Today the Obama administration announced an agreement that would speed up approval and help expedite the construction of offshore wind turbines across the Great Lakes region. This new, faster regulatory review aims to quicken the pace of offshore wind farm development without sacrificing safety and environmental concerns, which are always of the utmost importance when new wind farm locations are assessed. Five of the states surrounding the Great Lakes region have already signed the agreement – Illinois, Michigan, Minnesota, New York and Pennsylvania. The other states in the region – Illinois, Ohio and Wisconsin – have not signed the agreement but still could at a later time.
The agreement is not a simple one. More than ten federal agencies are involved, including the Pentagon, the Department of Energy, the Environmental Protection Agency, National Oceanic and Atmospheric Administration (NOAA) and the U.S. Fish and Wildlife Service.

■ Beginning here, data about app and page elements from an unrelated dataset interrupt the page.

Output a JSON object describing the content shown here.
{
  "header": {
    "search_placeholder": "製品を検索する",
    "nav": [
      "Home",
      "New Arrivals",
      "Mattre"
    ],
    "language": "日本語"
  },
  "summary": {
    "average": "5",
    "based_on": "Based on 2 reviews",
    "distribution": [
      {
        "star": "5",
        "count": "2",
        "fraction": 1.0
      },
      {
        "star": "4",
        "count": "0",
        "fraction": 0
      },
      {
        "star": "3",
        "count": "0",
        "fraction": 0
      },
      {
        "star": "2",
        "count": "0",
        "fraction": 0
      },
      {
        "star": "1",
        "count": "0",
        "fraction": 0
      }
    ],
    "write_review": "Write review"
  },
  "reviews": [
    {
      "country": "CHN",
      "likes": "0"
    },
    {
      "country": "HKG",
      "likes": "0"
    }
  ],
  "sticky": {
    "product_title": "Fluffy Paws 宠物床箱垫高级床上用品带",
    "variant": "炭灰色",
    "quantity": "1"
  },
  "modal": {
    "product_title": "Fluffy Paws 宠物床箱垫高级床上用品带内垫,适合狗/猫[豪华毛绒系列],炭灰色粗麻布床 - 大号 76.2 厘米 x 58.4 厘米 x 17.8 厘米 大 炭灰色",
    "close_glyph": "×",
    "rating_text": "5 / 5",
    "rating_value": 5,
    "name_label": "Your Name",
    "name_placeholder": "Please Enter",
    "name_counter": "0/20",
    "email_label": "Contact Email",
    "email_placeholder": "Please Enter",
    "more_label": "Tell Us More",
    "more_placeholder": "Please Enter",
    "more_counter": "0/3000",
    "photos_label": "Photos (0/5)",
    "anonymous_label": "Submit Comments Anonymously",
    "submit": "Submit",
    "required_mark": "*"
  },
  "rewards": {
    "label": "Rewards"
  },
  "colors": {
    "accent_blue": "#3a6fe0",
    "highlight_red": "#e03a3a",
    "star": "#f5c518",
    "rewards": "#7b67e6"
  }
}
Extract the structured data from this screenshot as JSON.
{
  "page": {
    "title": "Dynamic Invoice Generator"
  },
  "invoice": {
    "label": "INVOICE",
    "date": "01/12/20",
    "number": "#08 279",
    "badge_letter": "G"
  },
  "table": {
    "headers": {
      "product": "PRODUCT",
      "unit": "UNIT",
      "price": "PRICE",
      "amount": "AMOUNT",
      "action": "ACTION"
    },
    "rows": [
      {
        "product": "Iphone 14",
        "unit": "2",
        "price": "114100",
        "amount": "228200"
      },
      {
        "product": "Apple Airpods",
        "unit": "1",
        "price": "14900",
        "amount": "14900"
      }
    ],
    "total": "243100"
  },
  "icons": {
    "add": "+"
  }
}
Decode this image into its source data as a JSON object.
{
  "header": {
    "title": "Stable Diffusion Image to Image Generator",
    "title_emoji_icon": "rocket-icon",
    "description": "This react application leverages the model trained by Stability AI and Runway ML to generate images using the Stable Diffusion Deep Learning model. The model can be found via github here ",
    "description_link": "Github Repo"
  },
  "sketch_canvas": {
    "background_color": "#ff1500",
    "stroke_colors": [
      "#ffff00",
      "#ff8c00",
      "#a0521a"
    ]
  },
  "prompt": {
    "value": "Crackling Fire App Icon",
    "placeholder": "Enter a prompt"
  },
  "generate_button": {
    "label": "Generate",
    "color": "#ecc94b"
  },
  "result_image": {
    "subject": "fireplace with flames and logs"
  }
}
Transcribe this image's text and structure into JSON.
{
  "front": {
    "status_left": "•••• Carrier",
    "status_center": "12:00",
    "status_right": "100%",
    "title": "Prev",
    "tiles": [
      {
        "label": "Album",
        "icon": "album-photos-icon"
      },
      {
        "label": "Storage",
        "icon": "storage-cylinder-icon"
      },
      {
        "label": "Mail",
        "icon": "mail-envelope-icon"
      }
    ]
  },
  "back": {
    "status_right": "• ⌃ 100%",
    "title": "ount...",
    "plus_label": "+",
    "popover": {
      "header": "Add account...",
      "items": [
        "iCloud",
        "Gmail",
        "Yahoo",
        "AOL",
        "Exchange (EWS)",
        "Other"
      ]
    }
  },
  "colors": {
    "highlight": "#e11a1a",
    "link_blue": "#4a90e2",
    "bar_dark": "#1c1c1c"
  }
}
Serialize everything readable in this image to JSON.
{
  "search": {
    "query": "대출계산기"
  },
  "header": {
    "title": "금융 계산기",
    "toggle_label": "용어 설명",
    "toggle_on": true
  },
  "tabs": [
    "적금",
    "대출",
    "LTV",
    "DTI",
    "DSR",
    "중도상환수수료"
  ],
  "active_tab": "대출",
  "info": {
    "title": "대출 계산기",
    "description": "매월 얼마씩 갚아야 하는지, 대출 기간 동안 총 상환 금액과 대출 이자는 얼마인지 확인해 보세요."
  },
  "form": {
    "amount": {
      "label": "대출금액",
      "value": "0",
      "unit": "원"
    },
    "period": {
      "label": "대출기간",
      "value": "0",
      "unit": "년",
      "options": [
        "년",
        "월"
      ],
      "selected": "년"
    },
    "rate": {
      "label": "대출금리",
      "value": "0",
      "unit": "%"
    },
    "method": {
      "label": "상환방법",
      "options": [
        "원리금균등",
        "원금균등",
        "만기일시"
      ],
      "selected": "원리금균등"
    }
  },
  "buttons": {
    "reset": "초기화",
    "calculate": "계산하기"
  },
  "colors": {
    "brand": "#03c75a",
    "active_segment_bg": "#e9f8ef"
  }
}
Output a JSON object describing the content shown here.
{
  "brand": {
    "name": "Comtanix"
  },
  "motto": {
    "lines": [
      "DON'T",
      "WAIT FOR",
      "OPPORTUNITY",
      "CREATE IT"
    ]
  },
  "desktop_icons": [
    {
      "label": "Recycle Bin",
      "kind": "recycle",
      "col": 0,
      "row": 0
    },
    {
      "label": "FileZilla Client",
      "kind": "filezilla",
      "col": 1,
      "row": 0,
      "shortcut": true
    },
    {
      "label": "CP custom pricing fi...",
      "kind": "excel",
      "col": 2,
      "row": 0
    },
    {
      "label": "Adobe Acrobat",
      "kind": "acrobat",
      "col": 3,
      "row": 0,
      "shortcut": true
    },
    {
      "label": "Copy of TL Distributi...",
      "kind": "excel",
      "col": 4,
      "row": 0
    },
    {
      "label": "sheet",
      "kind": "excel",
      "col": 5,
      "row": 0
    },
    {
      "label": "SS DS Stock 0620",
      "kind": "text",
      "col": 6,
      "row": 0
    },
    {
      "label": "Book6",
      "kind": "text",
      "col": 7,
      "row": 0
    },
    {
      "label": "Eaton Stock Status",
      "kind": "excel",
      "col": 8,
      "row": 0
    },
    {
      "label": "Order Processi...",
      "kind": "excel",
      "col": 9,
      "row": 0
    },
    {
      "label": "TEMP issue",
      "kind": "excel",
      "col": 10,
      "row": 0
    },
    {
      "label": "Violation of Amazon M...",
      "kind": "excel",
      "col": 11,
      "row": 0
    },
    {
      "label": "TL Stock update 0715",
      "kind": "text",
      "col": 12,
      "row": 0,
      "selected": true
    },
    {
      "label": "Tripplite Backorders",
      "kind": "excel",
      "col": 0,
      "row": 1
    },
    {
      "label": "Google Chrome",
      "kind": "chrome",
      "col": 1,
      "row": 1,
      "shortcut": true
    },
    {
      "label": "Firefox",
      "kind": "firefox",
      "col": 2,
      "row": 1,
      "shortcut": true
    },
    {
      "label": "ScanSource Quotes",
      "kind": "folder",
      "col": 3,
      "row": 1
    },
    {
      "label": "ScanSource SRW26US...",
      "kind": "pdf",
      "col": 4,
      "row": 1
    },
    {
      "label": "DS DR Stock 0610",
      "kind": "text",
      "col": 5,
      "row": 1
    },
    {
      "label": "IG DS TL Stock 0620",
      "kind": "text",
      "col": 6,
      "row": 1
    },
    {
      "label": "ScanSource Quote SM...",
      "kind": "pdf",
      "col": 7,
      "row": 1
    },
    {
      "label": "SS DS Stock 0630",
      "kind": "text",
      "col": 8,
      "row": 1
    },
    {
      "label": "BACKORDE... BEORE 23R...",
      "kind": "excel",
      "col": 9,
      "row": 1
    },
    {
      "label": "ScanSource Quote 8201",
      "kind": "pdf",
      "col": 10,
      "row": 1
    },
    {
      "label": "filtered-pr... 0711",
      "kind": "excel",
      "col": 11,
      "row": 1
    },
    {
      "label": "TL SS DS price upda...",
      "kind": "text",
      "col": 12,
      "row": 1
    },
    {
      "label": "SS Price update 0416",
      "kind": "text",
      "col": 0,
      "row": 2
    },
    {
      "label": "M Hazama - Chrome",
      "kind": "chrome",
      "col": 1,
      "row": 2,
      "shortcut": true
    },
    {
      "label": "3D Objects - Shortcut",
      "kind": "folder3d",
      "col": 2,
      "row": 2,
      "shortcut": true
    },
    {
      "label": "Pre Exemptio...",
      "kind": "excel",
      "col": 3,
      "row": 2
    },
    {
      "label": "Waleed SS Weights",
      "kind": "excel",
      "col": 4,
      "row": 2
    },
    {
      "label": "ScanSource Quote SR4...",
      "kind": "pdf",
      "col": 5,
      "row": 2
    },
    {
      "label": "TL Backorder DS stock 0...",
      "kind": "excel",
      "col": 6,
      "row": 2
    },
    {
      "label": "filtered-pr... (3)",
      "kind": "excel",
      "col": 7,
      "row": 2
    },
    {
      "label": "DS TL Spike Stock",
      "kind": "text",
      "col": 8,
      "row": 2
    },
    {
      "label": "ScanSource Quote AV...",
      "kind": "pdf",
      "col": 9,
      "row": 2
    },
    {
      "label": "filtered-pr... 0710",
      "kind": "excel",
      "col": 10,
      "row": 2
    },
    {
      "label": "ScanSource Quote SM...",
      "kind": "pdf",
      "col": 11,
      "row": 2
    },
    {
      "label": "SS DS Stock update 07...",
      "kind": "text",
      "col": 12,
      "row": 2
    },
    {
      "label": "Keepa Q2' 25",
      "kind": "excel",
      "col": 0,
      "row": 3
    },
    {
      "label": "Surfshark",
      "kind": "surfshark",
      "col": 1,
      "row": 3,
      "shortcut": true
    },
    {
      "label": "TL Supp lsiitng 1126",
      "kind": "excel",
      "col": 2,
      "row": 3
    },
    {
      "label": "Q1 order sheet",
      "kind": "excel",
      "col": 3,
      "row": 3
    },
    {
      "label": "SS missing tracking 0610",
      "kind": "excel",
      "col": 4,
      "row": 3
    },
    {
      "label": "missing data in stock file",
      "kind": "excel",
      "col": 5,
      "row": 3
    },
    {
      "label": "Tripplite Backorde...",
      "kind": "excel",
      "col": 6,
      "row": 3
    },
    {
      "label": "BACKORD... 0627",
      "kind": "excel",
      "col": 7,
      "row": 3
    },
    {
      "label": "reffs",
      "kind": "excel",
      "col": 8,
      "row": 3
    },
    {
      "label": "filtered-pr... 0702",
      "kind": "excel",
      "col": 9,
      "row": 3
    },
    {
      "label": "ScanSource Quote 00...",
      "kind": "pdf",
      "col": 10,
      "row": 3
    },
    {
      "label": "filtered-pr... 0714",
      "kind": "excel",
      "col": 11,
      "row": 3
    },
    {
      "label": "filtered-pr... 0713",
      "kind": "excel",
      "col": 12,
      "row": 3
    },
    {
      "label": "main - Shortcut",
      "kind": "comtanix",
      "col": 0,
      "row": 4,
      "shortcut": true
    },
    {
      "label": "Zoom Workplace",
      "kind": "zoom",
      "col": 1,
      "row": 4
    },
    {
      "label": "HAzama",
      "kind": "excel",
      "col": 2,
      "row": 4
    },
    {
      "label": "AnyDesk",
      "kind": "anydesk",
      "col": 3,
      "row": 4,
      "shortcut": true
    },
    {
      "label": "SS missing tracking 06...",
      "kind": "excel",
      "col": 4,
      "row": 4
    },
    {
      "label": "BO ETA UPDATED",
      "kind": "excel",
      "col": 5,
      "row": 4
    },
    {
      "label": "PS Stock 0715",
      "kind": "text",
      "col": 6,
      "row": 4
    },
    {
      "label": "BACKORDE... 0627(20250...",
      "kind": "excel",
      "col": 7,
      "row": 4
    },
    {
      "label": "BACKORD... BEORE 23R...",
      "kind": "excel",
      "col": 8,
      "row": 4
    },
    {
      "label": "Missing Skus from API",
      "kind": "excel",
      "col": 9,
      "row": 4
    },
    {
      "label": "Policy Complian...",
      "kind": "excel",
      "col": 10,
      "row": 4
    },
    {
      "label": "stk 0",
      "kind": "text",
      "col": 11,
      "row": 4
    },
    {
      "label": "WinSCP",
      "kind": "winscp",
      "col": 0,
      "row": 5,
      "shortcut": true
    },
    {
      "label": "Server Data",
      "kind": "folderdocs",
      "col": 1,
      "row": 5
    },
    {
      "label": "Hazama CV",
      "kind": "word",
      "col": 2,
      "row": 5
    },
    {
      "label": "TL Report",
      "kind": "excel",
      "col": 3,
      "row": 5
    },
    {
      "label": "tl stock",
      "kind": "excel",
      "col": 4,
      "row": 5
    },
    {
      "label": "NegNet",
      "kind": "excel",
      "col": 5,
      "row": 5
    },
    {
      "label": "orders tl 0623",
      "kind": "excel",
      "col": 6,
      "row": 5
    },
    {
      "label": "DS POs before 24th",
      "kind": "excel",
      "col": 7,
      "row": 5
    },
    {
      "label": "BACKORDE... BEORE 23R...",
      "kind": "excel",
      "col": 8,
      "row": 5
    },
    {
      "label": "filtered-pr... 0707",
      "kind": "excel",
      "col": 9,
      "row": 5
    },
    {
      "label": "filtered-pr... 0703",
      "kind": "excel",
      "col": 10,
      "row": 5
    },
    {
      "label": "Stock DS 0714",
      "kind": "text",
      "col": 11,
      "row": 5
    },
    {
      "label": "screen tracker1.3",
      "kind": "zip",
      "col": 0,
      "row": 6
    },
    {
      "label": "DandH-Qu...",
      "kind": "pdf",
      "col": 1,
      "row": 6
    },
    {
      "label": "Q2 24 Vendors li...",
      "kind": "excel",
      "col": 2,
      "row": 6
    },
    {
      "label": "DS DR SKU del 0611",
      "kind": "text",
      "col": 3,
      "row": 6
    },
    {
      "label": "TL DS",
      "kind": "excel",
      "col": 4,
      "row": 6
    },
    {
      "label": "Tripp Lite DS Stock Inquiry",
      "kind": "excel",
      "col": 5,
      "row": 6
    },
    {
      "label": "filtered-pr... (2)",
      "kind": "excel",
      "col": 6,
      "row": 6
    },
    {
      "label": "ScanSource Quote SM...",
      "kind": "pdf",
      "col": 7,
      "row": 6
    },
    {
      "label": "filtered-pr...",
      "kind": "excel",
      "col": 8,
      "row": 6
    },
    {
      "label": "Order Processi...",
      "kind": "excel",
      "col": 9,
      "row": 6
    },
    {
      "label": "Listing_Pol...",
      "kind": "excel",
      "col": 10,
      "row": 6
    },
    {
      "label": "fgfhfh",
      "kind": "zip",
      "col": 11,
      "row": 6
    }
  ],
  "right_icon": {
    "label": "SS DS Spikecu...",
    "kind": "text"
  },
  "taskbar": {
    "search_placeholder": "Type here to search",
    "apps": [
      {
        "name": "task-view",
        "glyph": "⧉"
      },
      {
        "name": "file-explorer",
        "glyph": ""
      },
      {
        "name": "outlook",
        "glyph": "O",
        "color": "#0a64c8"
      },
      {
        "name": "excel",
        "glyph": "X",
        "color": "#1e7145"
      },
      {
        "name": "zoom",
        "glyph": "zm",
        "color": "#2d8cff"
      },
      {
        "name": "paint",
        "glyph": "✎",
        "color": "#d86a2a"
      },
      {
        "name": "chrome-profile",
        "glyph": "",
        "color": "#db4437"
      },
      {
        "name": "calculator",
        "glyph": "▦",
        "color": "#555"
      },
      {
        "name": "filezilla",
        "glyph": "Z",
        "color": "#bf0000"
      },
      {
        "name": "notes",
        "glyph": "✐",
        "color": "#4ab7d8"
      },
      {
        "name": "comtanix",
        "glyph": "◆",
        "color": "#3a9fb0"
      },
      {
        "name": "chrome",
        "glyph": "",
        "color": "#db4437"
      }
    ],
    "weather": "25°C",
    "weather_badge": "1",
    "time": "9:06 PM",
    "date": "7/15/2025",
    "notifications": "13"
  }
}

Any new construction would also have to be approved by the federal government and the state in which the wind turbine resides, since states own the land beneath the Great Lakes up to the international border with Canada. This deal is not unprecedented, however. A similar deal was struck to facilitate construction of offshore wind turbines across the Atlantic coast, so there is good reason to believe these Great Lakes projects will happen at some point.
There are still many hurdles to overcome, but it seems that we are closer than ever to offshore wind power in the Great Lakes region. There is a huge opportunity here, both for job growth and for growth in the presence of wind energy nationwide. By most estimates, offshore wind farms in the Great Lakes would generate 700 Gigawatts of power – which would account for 20% of the potential wind power across the country.
While it is important to make sure that these wind turbines are constructed in a way that is safe for both humans and the environment, it is also important to make sure we do not squander a huge opportunity. It seems inevitable that these types of projects will eventually happen. The real question is, ‘Are you ready to take advantage of these opportunities?’ Finding out more on how to become a technician is a great place to start.